Friday, October 25, 2013
LIFE WITHOUT PRINCIPLE (2011) - Johnnie To
What if Pulp Fiction was set during the 2008 financial market collapse? Better yet, what if it was set in China during a fictional 2010 collapse?
That's the gist of this To ensemble drama, which takes a page from other interwoven, state-of-the-nation narratives (Crash, Babel, etc.) and ends up with middling results. Here, the crux around which everything spins is not a glowing briefcase (though a satchel full of yuan does play a prominent role) but the stock market itself. A struggling bank employee tries to pad her failing sales records shilling dicey, high-risk investments. A henpecked cop whose wife wants him to commit to a new apartment juggles a murder case with multiple downsized players. A low-level mob collector with ever-blinking eyes gets cash, loses it, gets it, decides to learn how to play the market.

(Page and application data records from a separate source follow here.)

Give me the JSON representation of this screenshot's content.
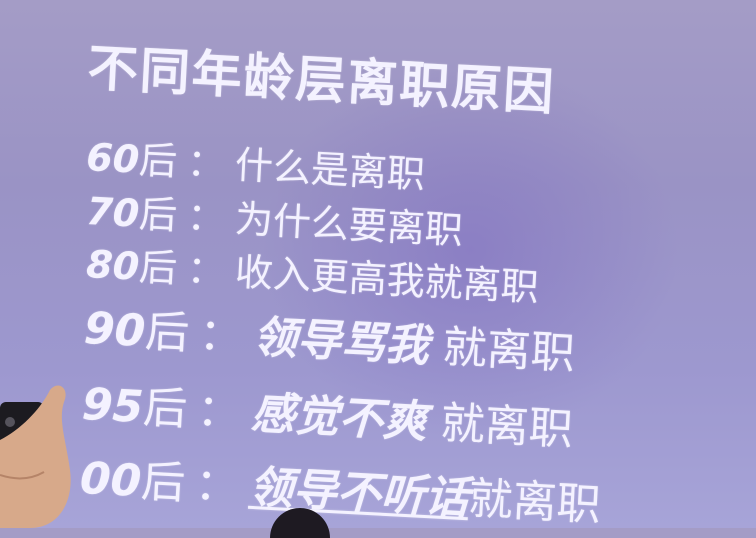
{
  "title": "不同年龄层离职原因",
  "rows": [
    {
      "era": "60",
      "suffix": "后",
      "sep": "：",
      "reason": "什么是离职"
    },
    {
      "era": "70",
      "suffix": "后",
      "sep": "：",
      "reason": "为什么要离职"
    },
    {
      "era": "80",
      "suffix": "后",
      "sep": "：",
      "reason": "收入更高我就离职"
    },
    {
      "era": "90",
      "suffix": "后",
      "sep": "：",
      "strong": "领导骂我",
      "rest": "就离职"
    },
    {
      "era": "95",
      "suffix": "后",
      "sep": "：",
      "strong": "感觉不爽",
      "rest": "就离职"
    },
    {
      "era": "00",
      "suffix": "后",
      "sep": "：",
      "strong": "领导不听话",
      "rest": "就离职"
    }
  ],
  "colors": {
    "text": "#f4f2ff",
    "background": "#9d98cf"
  },
  "icons": [
    "phone-in-hand",
    "head-silhouette"
  ]
}
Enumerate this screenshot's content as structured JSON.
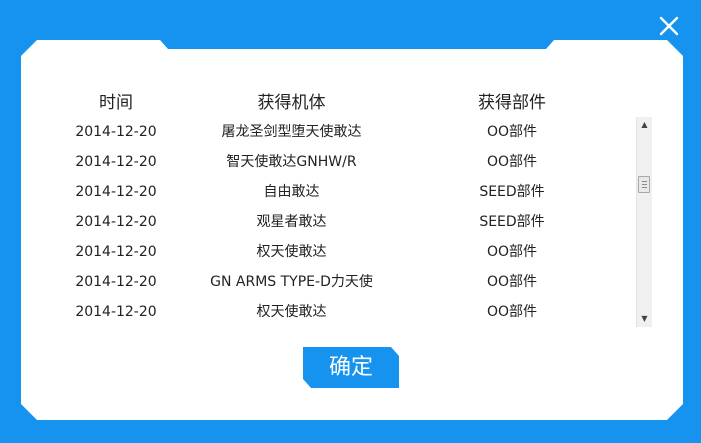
{
  "dialog": {
    "close_icon": "close-icon",
    "confirm_label": "确定"
  },
  "table": {
    "headers": [
      "时间",
      "获得机体",
      "获得部件"
    ],
    "rows": [
      {
        "time": "2014-12-20",
        "mecha": "屠龙圣剑型堕天使敢达",
        "part": "OO部件"
      },
      {
        "time": "2014-12-20",
        "mecha": "智天使敢达GNHW/R",
        "part": "OO部件"
      },
      {
        "time": "2014-12-20",
        "mecha": "自由敢达",
        "part": "SEED部件"
      },
      {
        "time": "2014-12-20",
        "mecha": "观星者敢达",
        "part": "SEED部件"
      },
      {
        "time": "2014-12-20",
        "mecha": "权天使敢达",
        "part": "OO部件"
      },
      {
        "time": "2014-12-20",
        "mecha": "GN ARMS TYPE-D力天使",
        "part": "OO部件"
      },
      {
        "time": "2014-12-20",
        "mecha": "权天使敢达",
        "part": "OO部件"
      }
    ]
  },
  "scrollbar": {
    "up_arrow": "▲",
    "down_arrow": "▼"
  },
  "colors": {
    "accent": "#1593ee",
    "panel": "#ffffff",
    "text": "#222222"
  }
}
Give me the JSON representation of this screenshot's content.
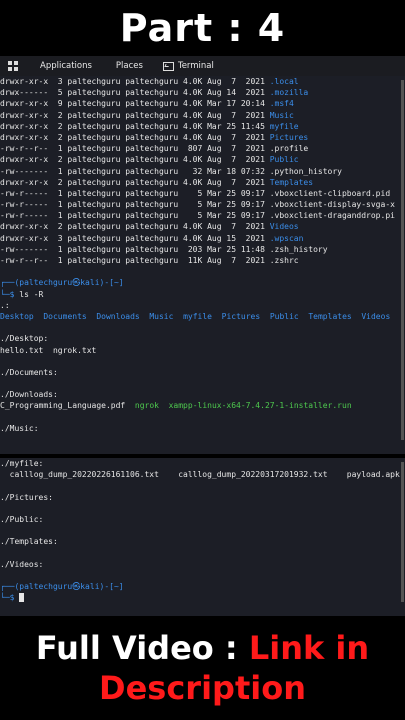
{
  "header": {
    "title": "Part : 4"
  },
  "panel": {
    "applications": "Applications",
    "places": "Places",
    "terminal": "Terminal"
  },
  "listing": [
    {
      "perm": "drwxr-xr-x",
      "links": "3",
      "user": "paltechguru",
      "group": "paltechguru",
      "size": "4.0K",
      "month": "Aug",
      "day": "7",
      "time": "2021",
      "name": ".local",
      "color": "blue"
    },
    {
      "perm": "drwx------",
      "links": "5",
      "user": "paltechguru",
      "group": "paltechguru",
      "size": "4.0K",
      "month": "Aug",
      "day": "14",
      "time": "2021",
      "name": ".mozilla",
      "color": "blue"
    },
    {
      "perm": "drwxr-xr-x",
      "links": "9",
      "user": "paltechguru",
      "group": "paltechguru",
      "size": "4.0K",
      "month": "Mar",
      "day": "17",
      "time": "20:14",
      "name": ".msf4",
      "color": "blue"
    },
    {
      "perm": "drwxr-xr-x",
      "links": "2",
      "user": "paltechguru",
      "group": "paltechguru",
      "size": "4.0K",
      "month": "Aug",
      "day": "7",
      "time": "2021",
      "name": "Music",
      "color": "blue"
    },
    {
      "perm": "drwxr-xr-x",
      "links": "2",
      "user": "paltechguru",
      "group": "paltechguru",
      "size": "4.0K",
      "month": "Mar",
      "day": "25",
      "time": "11:45",
      "name": "myfile",
      "color": "blue"
    },
    {
      "perm": "drwxr-xr-x",
      "links": "2",
      "user": "paltechguru",
      "group": "paltechguru",
      "size": "4.0K",
      "month": "Aug",
      "day": "7",
      "time": "2021",
      "name": "Pictures",
      "color": "blue"
    },
    {
      "perm": "-rw-r--r--",
      "links": "1",
      "user": "paltechguru",
      "group": "paltechguru",
      "size": "807",
      "month": "Aug",
      "day": "7",
      "time": "2021",
      "name": ".profile",
      "color": "white"
    },
    {
      "perm": "drwxr-xr-x",
      "links": "2",
      "user": "paltechguru",
      "group": "paltechguru",
      "size": "4.0K",
      "month": "Aug",
      "day": "7",
      "time": "2021",
      "name": "Public",
      "color": "blue"
    },
    {
      "perm": "-rw-------",
      "links": "1",
      "user": "paltechguru",
      "group": "paltechguru",
      "size": "32",
      "month": "Mar",
      "day": "18",
      "time": "07:32",
      "name": ".python_history",
      "color": "white"
    },
    {
      "perm": "drwxr-xr-x",
      "links": "2",
      "user": "paltechguru",
      "group": "paltechguru",
      "size": "4.0K",
      "month": "Aug",
      "day": "7",
      "time": "2021",
      "name": "Templates",
      "color": "blue"
    },
    {
      "perm": "-rw-r-----",
      "links": "1",
      "user": "paltechguru",
      "group": "paltechguru",
      "size": "5",
      "month": "Mar",
      "day": "25",
      "time": "09:17",
      "name": ".vboxclient-clipboard.pid",
      "color": "white"
    },
    {
      "perm": "-rw-r-----",
      "links": "1",
      "user": "paltechguru",
      "group": "paltechguru",
      "size": "5",
      "month": "Mar",
      "day": "25",
      "time": "09:17",
      "name": ".vboxclient-display-svga-x",
      "color": "white"
    },
    {
      "perm": "-rw-r-----",
      "links": "1",
      "user": "paltechguru",
      "group": "paltechguru",
      "size": "5",
      "month": "Mar",
      "day": "25",
      "time": "09:17",
      "name": ".vboxclient-draganddrop.pi",
      "color": "white"
    },
    {
      "perm": "drwxr-xr-x",
      "links": "2",
      "user": "paltechguru",
      "group": "paltechguru",
      "size": "4.0K",
      "month": "Aug",
      "day": "7",
      "time": "2021",
      "name": "Videos",
      "color": "blue"
    },
    {
      "perm": "drwxr-xr-x",
      "links": "3",
      "user": "paltechguru",
      "group": "paltechguru",
      "size": "4.0K",
      "month": "Aug",
      "day": "15",
      "time": "2021",
      "name": ".wpscan",
      "color": "blue"
    },
    {
      "perm": "-rw-------",
      "links": "1",
      "user": "paltechguru",
      "group": "paltechguru",
      "size": "203",
      "month": "Mar",
      "day": "25",
      "time": "11:48",
      "name": ".zsh_history",
      "color": "white"
    },
    {
      "perm": "-rw-r--r--",
      "links": "1",
      "user": "paltechguru",
      "group": "paltechguru",
      "size": "11K",
      "month": "Aug",
      "day": "7",
      "time": "2021",
      "name": ".zshrc",
      "color": "white"
    }
  ],
  "prompt": {
    "top": "┌──(paltechguru㉿kali)-[~]",
    "bottom_sym": "└─$",
    "command": "ls -R"
  },
  "recursive": {
    "root_header": ".:",
    "root_items": [
      "Desktop",
      "Documents",
      "Downloads",
      "Music",
      "myfile",
      "Pictures",
      "Public",
      "Templates",
      "Videos"
    ],
    "desktop_header": "./Desktop:",
    "desktop_items": "hello.txt  ngrok.txt",
    "documents_header": "./Documents:",
    "downloads_header": "./Downloads:",
    "downloads_file1": "C_Programming_Language.pdf",
    "downloads_file2": "ngrok",
    "downloads_file3": "xampp-linux-x64-7.4.27-1-installer.run",
    "music_header": "./Music:",
    "myfile_header": "./myfile:",
    "myfile_items": "  calllog_dump_20220226161106.txt    calllog_dump_20220317201932.txt    payload.apk",
    "pictures_header": "./Pictures:",
    "public_header": "./Public:",
    "templates_header": "./Templates:",
    "videos_header": "./Videos:"
  },
  "prompt2": {
    "top": "┌──(paltechguru㉿kali)-[~]",
    "bottom_sym": "└─$"
  },
  "footer": {
    "line1_white": "Full Video : ",
    "line1_red": "Link in",
    "line2_red": "Description"
  },
  "colors": {
    "dir": "#3b8eea",
    "exec": "#4ec94e",
    "accent_red": "#ff1a1a"
  }
}
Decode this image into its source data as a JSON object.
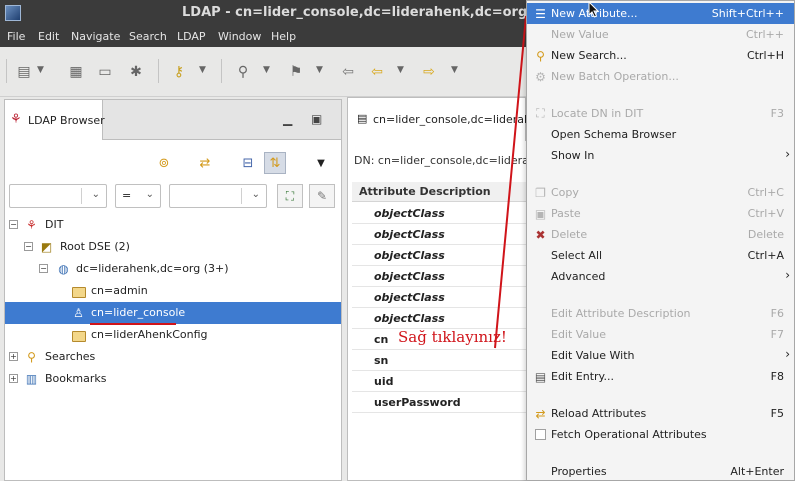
{
  "window": {
    "title": "LDAP - cn=lider_console,dc=liderahenk,dc=org - L"
  },
  "menubar": [
    "File",
    "Edit",
    "Navigate",
    "Search",
    "LDAP",
    "Window",
    "Help"
  ],
  "toolbar": {
    "icons": [
      "new-entry-icon",
      "save-icon",
      "print-icon",
      "settings-icon",
      "connect-icon",
      "search-icon",
      "bookmark-icon",
      "back-icon",
      "previous-icon",
      "next-icon",
      "forward-icon"
    ]
  },
  "ldap_browser": {
    "tab_label": "LDAP Browser",
    "filter_operator": "=",
    "tree": [
      {
        "label": "DIT",
        "level": 0,
        "expander": "−",
        "icon": "dit-icon"
      },
      {
        "label": "Root DSE (2)",
        "level": 1,
        "expander": "−",
        "icon": "root-dse-icon"
      },
      {
        "label": "dc=liderahenk,dc=org (3+)",
        "level": 2,
        "expander": "−",
        "icon": "domain-icon"
      },
      {
        "label": "cn=admin",
        "level": 3,
        "expander": "",
        "icon": "folder-icon"
      },
      {
        "label": "cn=lider_console",
        "level": 3,
        "expander": "",
        "icon": "person-icon",
        "selected": true
      },
      {
        "label": "cn=liderAhenkConfig",
        "level": 3,
        "expander": "",
        "icon": "folder-icon"
      },
      {
        "label": "Searches",
        "level": 0,
        "expander": "+",
        "icon": "searches-icon"
      },
      {
        "label": "Bookmarks",
        "level": 0,
        "expander": "+",
        "icon": "bookmarks-icon"
      }
    ]
  },
  "entry_editor": {
    "tab_label": "cn=lider_console,dc=liderahe",
    "dn_label": "DN: cn=lider_console,dc=liderah",
    "column_header": "Attribute Description",
    "attributes": [
      {
        "name": "objectClass",
        "italic": true
      },
      {
        "name": "objectClass",
        "italic": true
      },
      {
        "name": "objectClass",
        "italic": true
      },
      {
        "name": "objectClass",
        "italic": true
      },
      {
        "name": "objectClass",
        "italic": true
      },
      {
        "name": "objectClass",
        "italic": true
      },
      {
        "name": "cn",
        "italic": false
      },
      {
        "name": "sn",
        "italic": false
      },
      {
        "name": "uid",
        "italic": false
      },
      {
        "name": "userPassword",
        "italic": false
      }
    ]
  },
  "annotation": {
    "text": "Sağ tıklayınız!",
    "color": "#d0141a"
  },
  "context_menu": {
    "items": [
      {
        "label": "New Attribute...",
        "accel": "Shift+Ctrl++",
        "icon": "new-attribute-icon",
        "highlighted": true,
        "disabled": false
      },
      {
        "label": "New Value",
        "accel": "Ctrl++",
        "icon": "",
        "disabled": true
      },
      {
        "label": "New Search...",
        "accel": "Ctrl+H",
        "icon": "new-search-icon",
        "disabled": false
      },
      {
        "label": "New Batch Operation...",
        "accel": "",
        "icon": "batch-operation-icon",
        "disabled": true
      },
      {
        "separator": true
      },
      {
        "label": "Locate DN in DIT",
        "accel": "F3",
        "icon": "locate-dn-icon",
        "disabled": true
      },
      {
        "label": "Open Schema Browser",
        "accel": "",
        "icon": "",
        "disabled": false
      },
      {
        "label": "Show In",
        "accel": "",
        "icon": "",
        "disabled": false,
        "submenu": true
      },
      {
        "separator": true
      },
      {
        "label": "Copy",
        "accel": "Ctrl+C",
        "icon": "copy-icon",
        "disabled": true
      },
      {
        "label": "Paste",
        "accel": "Ctrl+V",
        "icon": "paste-icon",
        "disabled": true
      },
      {
        "label": "Delete",
        "accel": "Delete",
        "icon": "delete-icon",
        "disabled": true
      },
      {
        "label": "Select All",
        "accel": "Ctrl+A",
        "icon": "",
        "disabled": false
      },
      {
        "label": "Advanced",
        "accel": "",
        "icon": "",
        "disabled": false,
        "submenu": true
      },
      {
        "separator": true
      },
      {
        "label": "Edit Attribute Description",
        "accel": "F6",
        "icon": "",
        "disabled": true
      },
      {
        "label": "Edit Value",
        "accel": "F7",
        "icon": "",
        "disabled": true
      },
      {
        "label": "Edit Value With",
        "accel": "",
        "icon": "",
        "disabled": false,
        "submenu": true
      },
      {
        "label": "Edit Entry...",
        "accel": "F8",
        "icon": "edit-entry-icon",
        "disabled": false
      },
      {
        "separator": true
      },
      {
        "label": "Reload Attributes",
        "accel": "F5",
        "icon": "reload-icon",
        "disabled": false
      },
      {
        "label": "Fetch Operational Attributes",
        "accel": "",
        "icon": "checkbox-icon",
        "disabled": false
      },
      {
        "separator": true
      },
      {
        "label": "Properties",
        "accel": "Alt+Enter",
        "icon": "",
        "disabled": false
      }
    ]
  }
}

Though To's narrative is needlessly tricky at times, his message is pretty mundane: Mindless pursuit of money only brings misfortune. Yeah, tell that to the big bank CEOs that made out like bandits a few years ago. The cop story and mafia goon story are relatively disposable, nothing you haven't seen before. Where To nails the panicked tenor of the times is in the corporate office scenes, specifically a very queasy one involving his put-upon bank employee selling a desperate older retiree (see above) a worthless, high-risk stock. Watching her recite the bank's torturous disclaimer while recording the old woman's responses, stopping the tape and starting over from the beginning every time she asks a question and doesn't respond "I understand completely," is like watching a coming train wreck in slow motion. It's enough to make you want to hit the ATM immediately, pull out all you've got, stuff it under the mattress.